I sew the pocket pieces together sewing only the curved part and then sew the small pocket part to the front part. I then made a sandwich with the front part, the pockets and the back parts an sew the side seams from top to bottom.

Before adding the waist band, I made a small stitch line to ??? the top of the pocket to the top of the front part, so it would stay in place.

To make the waist band, I used the remaining  fabric pieces. I made a few  rectangles that à assemble with my serger. To avoid bulk, I cut the serged seams where the fabric had to be folded to turn the seams in two directions along the seam line. I was carefull to not cut the tread that was farther from the edge so that it wouldn’t unravel later.

I also decided to double the heigth of the waist band because i had found it a little to thin on my first attempt. As there is no technical drawing in this book and the model is wearing a sweater that hides the waist, I didn’t know who it would look like the first time.

As I had to reduce the width of the front part because I hadn’t enough fabric, I adapted the size of the front folds to match the lengh of the waist band before sewing it to the skirt.

I then looked in my stash to find a zipper that would match the fabric. I pinned the zipper in place so that the check pattern of the two back pieces would match.

Then I was ready to fold the waist band lenghtwise and sew it in place. I used a ditch foot to stitch in the ditch so that the stitch line would be invisible.

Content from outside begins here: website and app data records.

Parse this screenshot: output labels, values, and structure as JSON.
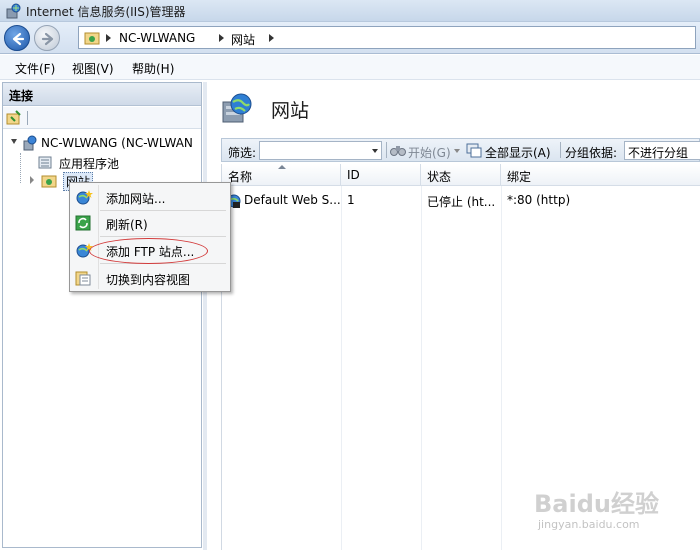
{
  "window": {
    "title": "Internet 信息服务(IIS)管理器"
  },
  "address": {
    "crumbs": [
      "NC-WLWANG",
      "网站"
    ]
  },
  "menubar": {
    "items": [
      "文件(F)",
      "视图(V)",
      "帮助(H)"
    ]
  },
  "connections": {
    "header": "连接",
    "tree": {
      "server": "NC-WLWANG (NC-WLWAN",
      "app_pools": "应用程序池",
      "sites": "网站"
    }
  },
  "context_menu": {
    "items": [
      "添加网站...",
      "刷新(R)",
      "添加 FTP 站点...",
      "切换到内容视图"
    ]
  },
  "main": {
    "heading": "网站",
    "filter_label": "筛选:",
    "filter_value": "",
    "start_label": "开始(G)",
    "show_all_label": "全部显示(A)",
    "group_by_label": "分组依据:",
    "group_by_value": "不进行分组",
    "columns": [
      "名称",
      "ID",
      "状态",
      "绑定"
    ],
    "rows": [
      {
        "name": "Default Web S...",
        "id": "1",
        "status": "已停止 (ht...",
        "binding": "*:80 (http)"
      }
    ]
  },
  "watermark": {
    "text": "Baidu经验",
    "sub": "jingyan.baidu.com"
  },
  "colors": {
    "accent": "#1e57a8",
    "highlight_ellipse": "#d23a3a"
  }
}
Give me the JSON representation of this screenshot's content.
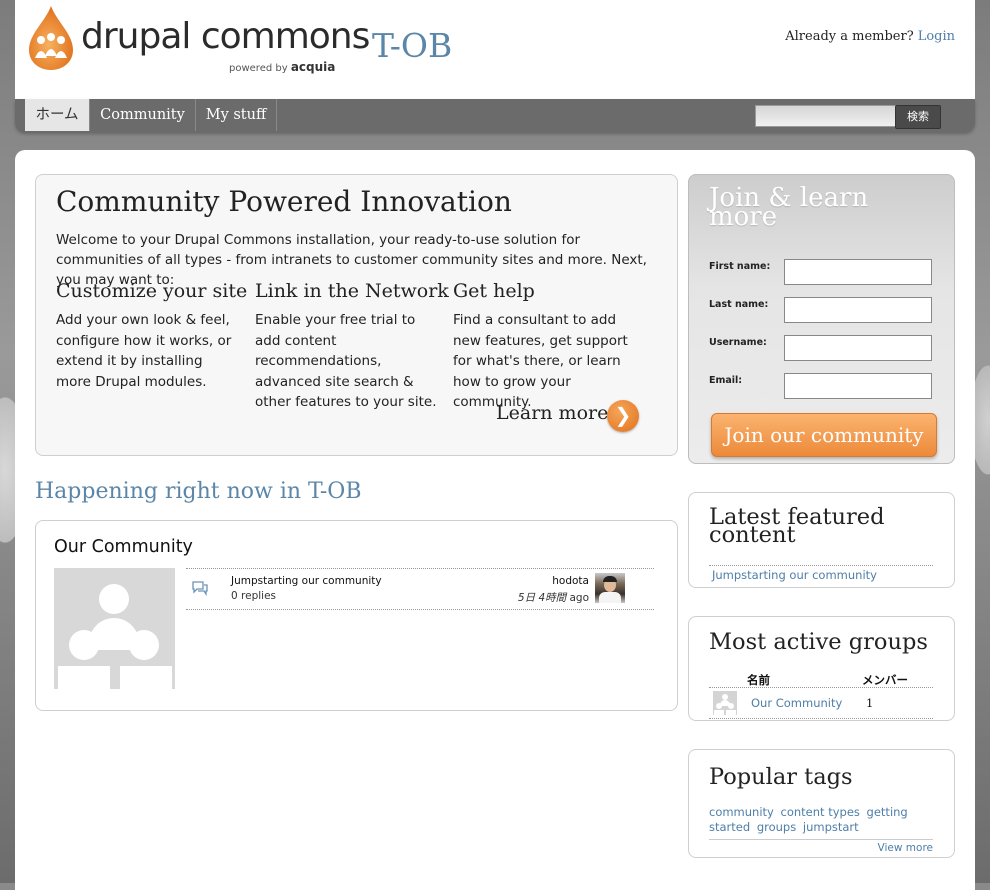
{
  "header": {
    "brand_name": "drupal commons",
    "powered_by": "powered by",
    "powered_brand": "acquia",
    "site_name": "T-OB",
    "already_member": "Already a member?",
    "login_link": "Login"
  },
  "nav": {
    "items": [
      {
        "label": "ホーム",
        "active": true
      },
      {
        "label": "Community",
        "active": false
      },
      {
        "label": "My stuff",
        "active": false
      }
    ],
    "search_button": "検索",
    "search_value": ""
  },
  "welcome": {
    "title": "Community Powered Innovation",
    "intro": "Welcome to your Drupal Commons installation, your ready-to-use solution for communities of all types - from intranets to customer community sites and more. Next, you may want to:",
    "columns": [
      {
        "heading": "Customize your site",
        "text": "Add your own look & feel, configure how it works, or extend it by installing more Drupal modules."
      },
      {
        "heading": "Link in the Network",
        "text": "Enable your free trial to add content recommendations, advanced site search & other features to your site."
      },
      {
        "heading": "Get help",
        "text": "Find a consultant to add new features, get support for what's there, or learn how to grow your community."
      }
    ],
    "learn_more": "Learn more",
    "learn_more_arrow": "❯"
  },
  "join": {
    "title": "Join & learn more",
    "fields": [
      {
        "label": "First name:",
        "value": ""
      },
      {
        "label": "Last name:",
        "value": ""
      },
      {
        "label": "Username:",
        "value": ""
      },
      {
        "label": "Email:",
        "value": ""
      }
    ],
    "button": "Join our community"
  },
  "happening": {
    "heading": "Happening right now in T-OB"
  },
  "community": {
    "title": "Our Community",
    "activity": {
      "title": "Jumpstarting our community",
      "replies": "0 replies",
      "user": "hodota",
      "time_value": "5日 4時間",
      "time_suffix": "ago"
    }
  },
  "featured": {
    "title": "Latest featured content",
    "link": "Jumpstarting our community"
  },
  "active_groups": {
    "title": "Most active groups",
    "col_name": "名前",
    "col_members": "メンバー",
    "rows": [
      {
        "name": "Our Community",
        "members": "1"
      }
    ]
  },
  "popular_tags": {
    "title": "Popular tags",
    "tags": [
      "community",
      "content types",
      "getting",
      "started",
      "groups",
      "jumpstart"
    ],
    "view_more": "View more"
  },
  "colors": {
    "accent_blue": "#5b86a8",
    "link_blue": "#4e7ea8",
    "orange": "#ec8a3a",
    "nav_gray": "#6b6b6b"
  }
}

Then I just had to make the bottom hem. I serged the raw edge of the skirt and then sew the hem with an invisible stitch. I used my invisible foot and a zig zag stitch. On the right side, the stitches can’t be seen.

Kitty, won’t you let me try on my skirt ?

And here is the Miami skirt ! I would rather have it a little longer, but I had not enough fabric to do so.

I will just wear tights when I will wear it with high heals.

Thank you for coming in the B&r studio today!

See you soon,

Didine